On April 25, 2012, Treasury Secretary Geithner made remarkable statements about the role of elite financial fraud and greed in producing our recurrent, intensifying financial crises.
Monday’s surprisingly strong manufacturing ISM report is followed up by a depressingly weak labor market reading from payroll processor Automatic Data Processing (ADP - Snapshot Report).
At the latest Casey Research conference, respected investment analyst Porter Stansberry stood at the podium and predicted that the price of oil will fall below US$40 per barrel within the next 12 months.
“Humble” is typically not an attribute associated with the Federal Reserve (Fed), especially in light of the trillions of dollars recently printed. Yet, in his latest press conference Fed Chairman Bernanke called for humility: we must be humble in setting monetary policy!
Better-than-expected first quarter earnings reports offset the less-than-inspiring economic reports in recent days and helped stocks get close to previous highs. But the surprisingly positive tone of this earnings season is unlikely to remain ‘newsy’ enough going forward since the reporting cycle is already beyond the halfway point.
We wonder why gasoline prices haven’t fallen in the U.S. even though U.S. consumption has been declining for several years. The 1.5 million barrel decline in U.S. demand in the past five years is far less than the demand growth in developing countries, and oil production has not managed to keep pace.
Alternatives to the common sources of edible oils simply do not exist in abundance. Support for soybean prices is also coming from growing inadequacies of supplies of alternative oil producing grains. One of those alternatives is canola.
Markets are broken. Accepted investment wisdom has been overturned and the basic tenets of value and diversification no longer work.
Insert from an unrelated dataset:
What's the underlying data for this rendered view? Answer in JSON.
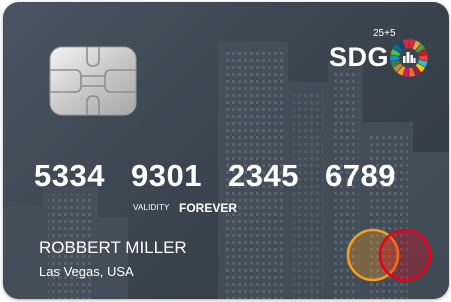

The financial crisis put the market into a volatile ‘risk on, risk off’ – or Roro – mode for which there is no cure.
The currency markets are largest financial market in the world, and thus tracking currency movements and spotting inflection points can provide vital clues for how other asset classes will respond.
The rating downgrade of Spain and a slew of broadly favorable earnings reports will try to grab investors’ attention today, but they are unlikely to take the spotlight away from this morning’s mixed first quarter GDP report.